WHAT TO WORK ON —
Write out all the entries word for word, but skip any images.

#### DATASET

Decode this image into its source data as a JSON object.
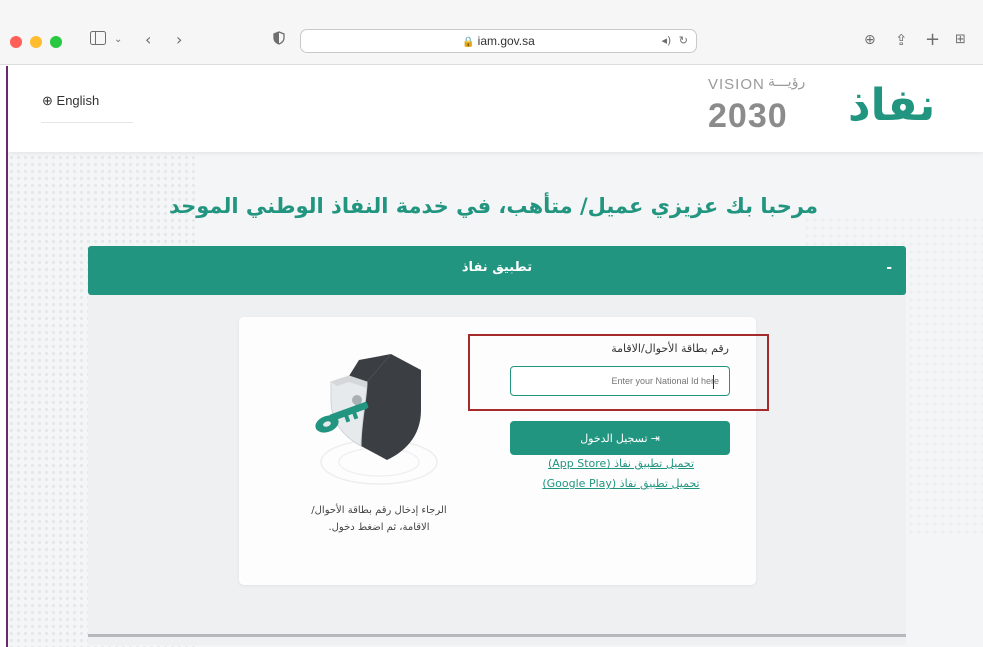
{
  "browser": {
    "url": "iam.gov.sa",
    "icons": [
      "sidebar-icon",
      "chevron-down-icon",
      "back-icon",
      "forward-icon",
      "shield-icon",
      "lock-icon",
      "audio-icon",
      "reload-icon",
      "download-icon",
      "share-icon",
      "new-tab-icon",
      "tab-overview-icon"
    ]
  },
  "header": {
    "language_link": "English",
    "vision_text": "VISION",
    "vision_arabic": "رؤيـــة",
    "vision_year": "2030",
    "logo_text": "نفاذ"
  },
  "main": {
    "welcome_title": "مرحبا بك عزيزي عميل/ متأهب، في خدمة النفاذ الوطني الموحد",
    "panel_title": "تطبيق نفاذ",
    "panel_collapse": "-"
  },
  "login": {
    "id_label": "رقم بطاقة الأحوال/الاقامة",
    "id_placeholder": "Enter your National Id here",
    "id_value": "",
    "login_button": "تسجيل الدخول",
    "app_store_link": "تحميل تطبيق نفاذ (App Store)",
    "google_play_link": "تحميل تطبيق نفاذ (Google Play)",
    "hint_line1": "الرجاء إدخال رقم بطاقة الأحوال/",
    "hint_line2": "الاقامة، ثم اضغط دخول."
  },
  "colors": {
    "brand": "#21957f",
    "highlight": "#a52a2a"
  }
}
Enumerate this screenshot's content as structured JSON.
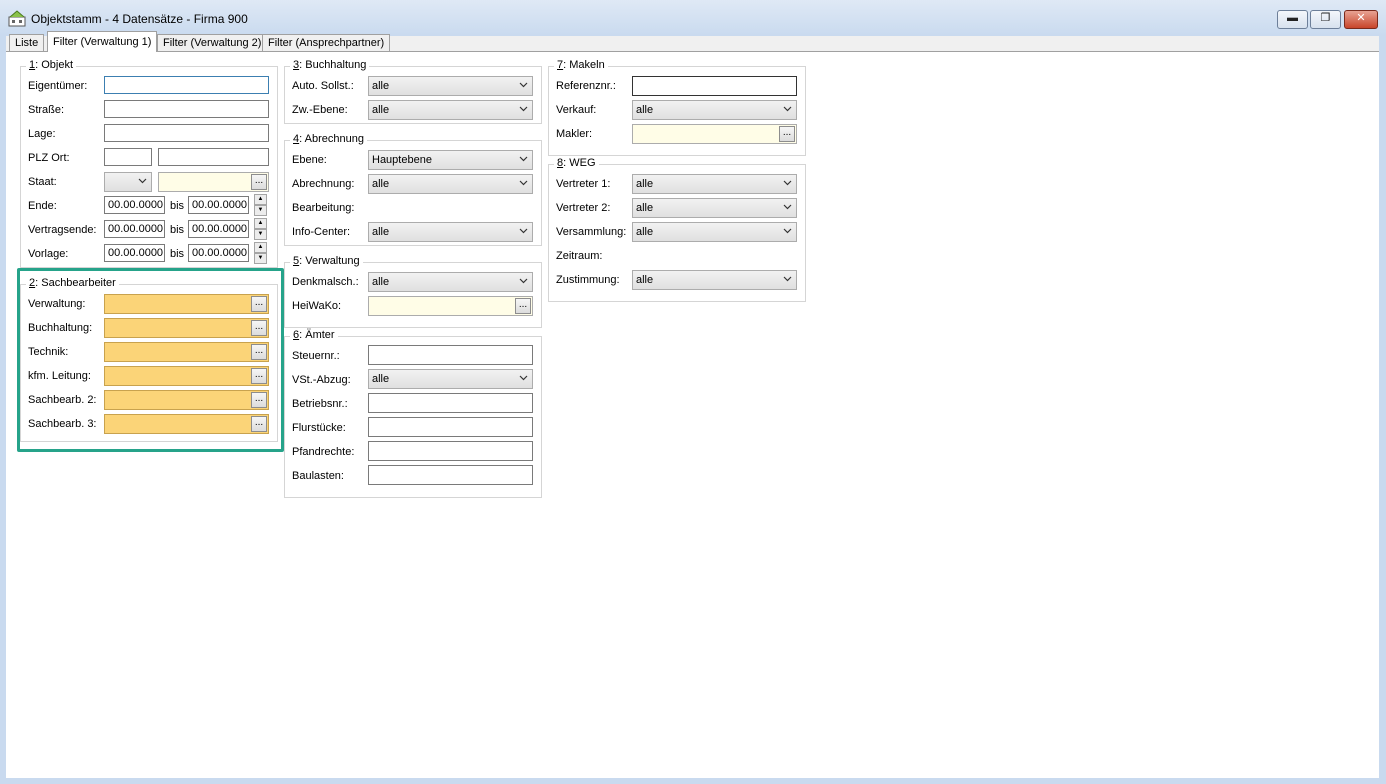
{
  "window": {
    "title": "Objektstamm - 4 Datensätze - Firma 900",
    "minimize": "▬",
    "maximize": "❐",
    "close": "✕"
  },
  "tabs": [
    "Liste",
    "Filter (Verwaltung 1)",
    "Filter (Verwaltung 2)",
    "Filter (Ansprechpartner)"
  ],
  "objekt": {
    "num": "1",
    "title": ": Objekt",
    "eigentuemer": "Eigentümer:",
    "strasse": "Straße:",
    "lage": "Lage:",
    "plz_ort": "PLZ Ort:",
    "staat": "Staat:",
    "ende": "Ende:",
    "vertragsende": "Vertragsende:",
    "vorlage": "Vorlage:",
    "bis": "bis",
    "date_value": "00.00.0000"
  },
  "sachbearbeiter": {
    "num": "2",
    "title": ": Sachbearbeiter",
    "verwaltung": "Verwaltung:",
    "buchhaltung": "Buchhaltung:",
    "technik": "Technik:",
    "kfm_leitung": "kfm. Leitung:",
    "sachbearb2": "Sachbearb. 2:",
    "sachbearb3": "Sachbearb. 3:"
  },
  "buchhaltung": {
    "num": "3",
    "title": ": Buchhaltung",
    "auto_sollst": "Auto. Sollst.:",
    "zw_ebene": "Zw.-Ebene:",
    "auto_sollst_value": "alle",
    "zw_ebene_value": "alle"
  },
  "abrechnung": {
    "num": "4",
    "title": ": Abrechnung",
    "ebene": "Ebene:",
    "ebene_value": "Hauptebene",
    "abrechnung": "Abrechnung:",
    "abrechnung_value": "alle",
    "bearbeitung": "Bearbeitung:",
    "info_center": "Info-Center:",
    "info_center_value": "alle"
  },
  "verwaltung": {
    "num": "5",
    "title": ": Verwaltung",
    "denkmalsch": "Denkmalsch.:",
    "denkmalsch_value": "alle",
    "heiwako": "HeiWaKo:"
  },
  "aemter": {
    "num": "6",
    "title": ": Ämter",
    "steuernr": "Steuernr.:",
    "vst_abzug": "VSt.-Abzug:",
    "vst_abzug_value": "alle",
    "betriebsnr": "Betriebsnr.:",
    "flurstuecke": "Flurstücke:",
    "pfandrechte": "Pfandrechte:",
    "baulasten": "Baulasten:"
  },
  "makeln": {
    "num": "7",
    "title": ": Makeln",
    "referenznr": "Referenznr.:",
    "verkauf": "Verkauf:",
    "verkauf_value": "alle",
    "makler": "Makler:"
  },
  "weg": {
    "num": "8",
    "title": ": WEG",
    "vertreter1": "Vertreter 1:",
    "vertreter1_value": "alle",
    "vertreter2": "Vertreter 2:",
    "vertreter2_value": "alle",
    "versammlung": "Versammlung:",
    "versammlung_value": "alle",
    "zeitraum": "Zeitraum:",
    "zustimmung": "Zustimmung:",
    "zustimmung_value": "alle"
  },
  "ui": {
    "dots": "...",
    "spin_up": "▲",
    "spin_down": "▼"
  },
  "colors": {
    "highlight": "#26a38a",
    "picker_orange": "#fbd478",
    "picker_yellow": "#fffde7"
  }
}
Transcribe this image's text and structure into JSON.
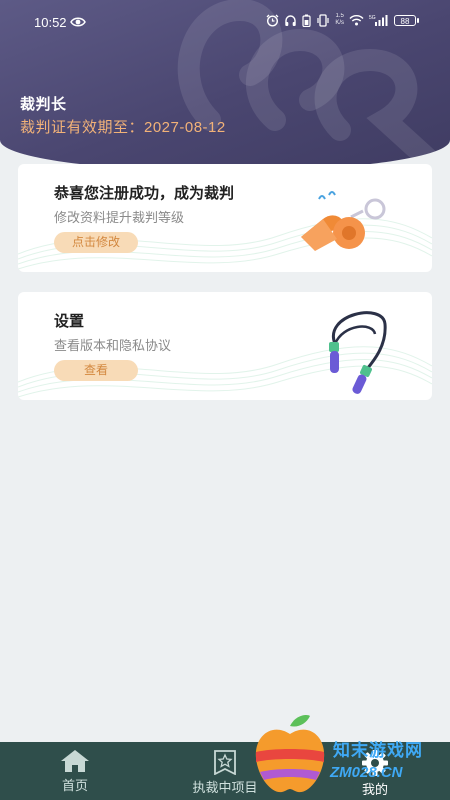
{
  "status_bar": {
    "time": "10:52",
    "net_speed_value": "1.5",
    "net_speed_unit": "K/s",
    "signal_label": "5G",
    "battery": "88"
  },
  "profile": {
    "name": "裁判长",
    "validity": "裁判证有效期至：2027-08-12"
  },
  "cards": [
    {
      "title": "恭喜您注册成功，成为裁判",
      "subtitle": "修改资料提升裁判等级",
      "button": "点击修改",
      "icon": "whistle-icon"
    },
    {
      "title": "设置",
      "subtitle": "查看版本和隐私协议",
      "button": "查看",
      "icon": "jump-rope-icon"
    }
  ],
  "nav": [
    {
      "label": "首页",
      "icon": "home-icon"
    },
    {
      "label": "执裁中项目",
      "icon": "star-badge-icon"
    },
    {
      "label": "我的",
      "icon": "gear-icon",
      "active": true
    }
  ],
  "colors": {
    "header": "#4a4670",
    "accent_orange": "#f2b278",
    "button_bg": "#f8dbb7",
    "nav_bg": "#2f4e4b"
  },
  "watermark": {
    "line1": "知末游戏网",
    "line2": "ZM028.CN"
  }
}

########

EXERCISE ANSWER —
Decode this image into its source data as a JSON object.
{
  "browser": {
    "url": "iam.gov.sa",
    "icons": [
      "sidebar-icon",
      "chevron-down-icon",
      "back-icon",
      "forward-icon",
      "shield-icon",
      "lock-icon",
      "audio-icon",
      "reload-icon",
      "download-icon",
      "share-icon",
      "new-tab-icon",
      "tab-overview-icon"
    ]
  },
  "header": {
    "language_link": "English",
    "vision_text": "VISION",
    "vision_arabic": "رؤيـــة",
    "vision_year": "2030",
    "logo_text": "نفاذ"
  },
  "main": {
    "welcome_title": "مرحبا بك عزيزي عميل/ متأهب، في خدمة النفاذ الوطني الموحد",
    "panel_title": "تطبيق نفاذ",
    "panel_collapse": "-"
  },
  "login": {
    "id_label": "رقم بطاقة الأحوال/الاقامة",
    "id_placeholder": "Enter your National Id here",
    "id_value": "",
    "login_button": "تسجيل الدخول",
    "app_store_link": "تحميل تطبيق نفاذ (App Store)",
    "google_play_link": "تحميل تطبيق نفاذ (Google Play)",
    "hint_line1": "الرجاء إدخال رقم بطاقة الأحوال/",
    "hint_line2": "الاقامة، ثم اضغط دخول."
  },
  "colors": {
    "brand": "#21957f",
    "highlight": "#a52a2a"
  }
}
Enumerate this screenshot's content as structured JSON.
{
  "window": {
    "title": "Objektstamm - 4 Datensätze - Firma 900",
    "minimize": "▬",
    "maximize": "❐",
    "close": "✕"
  },
  "tabs": [
    "Liste",
    "Filter (Verwaltung 1)",
    "Filter (Verwaltung 2)",
    "Filter (Ansprechpartner)"
  ],
  "objekt": {
    "num": "1",
    "title": ": Objekt",
    "eigentuemer": "Eigentümer:",
    "strasse": "Straße:",
    "lage": "Lage:",
    "plz_ort": "PLZ Ort:",
    "staat": "Staat:",
    "ende": "Ende:",
    "vertragsende": "Vertragsende:",
    "vorlage": "Vorlage:",
    "bis": "bis",
    "date_value": "00.00.0000"
  },
  "sachbearbeiter": {
    "num": "2",
    "title": ": Sachbearbeiter",
    "verwaltung": "Verwaltung:",
    "buchhaltung": "Buchhaltung:",
    "technik": "Technik:",
    "kfm_leitung": "kfm. Leitung:",
    "sachbearb2": "Sachbearb. 2:",
    "sachbearb3": "Sachbearb. 3:"
  },
  "buchhaltung": {
    "num": "3",
    "title": ": Buchhaltung",
    "auto_sollst": "Auto. Sollst.:",
    "zw_ebene": "Zw.-Ebene:",
    "auto_sollst_value": "alle",
    "zw_ebene_value": "alle"
  },
  "abrechnung": {
    "num": "4",
    "title": ": Abrechnung",
    "ebene": "Ebene:",
    "ebene_value": "Hauptebene",
    "abrechnung": "Abrechnung:",
    "abrechnung_value": "alle",
    "bearbeitung": "Bearbeitung:",
    "info_center": "Info-Center:",
    "info_center_value": "alle"
  },
  "verwaltung": {
    "num": "5",
    "title": ": Verwaltung",
    "denkmalsch": "Denkmalsch.:",
    "denkmalsch_value": "alle",
    "heiwako": "HeiWaKo:"
  },
  "aemter": {
    "num": "6",
    "title": ": Ämter",
    "steuernr": "Steuernr.:",
    "vst_abzug": "VSt.-Abzug:",
    "vst_abzug_value": "alle",
    "betriebsnr": "Betriebsnr.:",
    "flurstuecke": "Flurstücke:",
    "pfandrechte": "Pfandrechte:",
    "baulasten": "Baulasten:"
  },
  "makeln": {
    "num": "7",
    "title": ": Makeln",
    "referenznr": "Referenznr.:",
    "verkauf": "Verkauf:",
    "verkauf_value": "alle",
    "makler": "Makler:"
  },
  "weg": {
    "num": "8",
    "title": ": WEG",
    "vertreter1": "Vertreter 1:",
    "vertreter1_value": "alle",
    "vertreter2": "Vertreter 2:",
    "vertreter2_value": "alle",
    "versammlung": "Versammlung:",
    "versammlung_value": "alle",
    "zeitraum": "Zeitraum:",
    "zustimmung": "Zustimmung:",
    "zustimmung_value": "alle"
  },
  "ui": {
    "dots": "...",
    "spin_up": "▲",
    "spin_down": "▼"
  },
  "colors": {
    "highlight": "#26a38a",
    "picker_orange": "#fbd478",
    "picker_yellow": "#fffde7"
  }
}
Transcribe this image's text and structure into JSON.
{
  "status_bar": {
    "time": "10:52",
    "net_speed_value": "1.5",
    "net_speed_unit": "K/s",
    "signal_label": "5G",
    "battery": "88"
  },
  "profile": {
    "name": "裁判长",
    "validity": "裁判证有效期至：2027-08-12"
  },
  "cards": [
    {
      "title": "恭喜您注册成功，成为裁判",
      "subtitle": "修改资料提升裁判等级",
      "button": "点击修改",
      "icon": "whistle-icon"
    },
    {
      "title": "设置",
      "subtitle": "查看版本和隐私协议",
      "button": "查看",
      "icon": "jump-rope-icon"
    }
  ],
  "nav": [
    {
      "label": "首页",
      "icon": "home-icon"
    },
    {
      "label": "执裁中项目",
      "icon": "star-badge-icon"
    },
    {
      "label": "我的",
      "icon": "gear-icon",
      "active": true
    }
  ],
  "colors": {
    "header": "#4a4670",
    "accent_orange": "#f2b278",
    "button_bg": "#f8dbb7",
    "nav_bg": "#2f4e4b"
  },
  "watermark": {
    "line1": "知末游戏网",
    "line2": "ZM028.CN"
  }
}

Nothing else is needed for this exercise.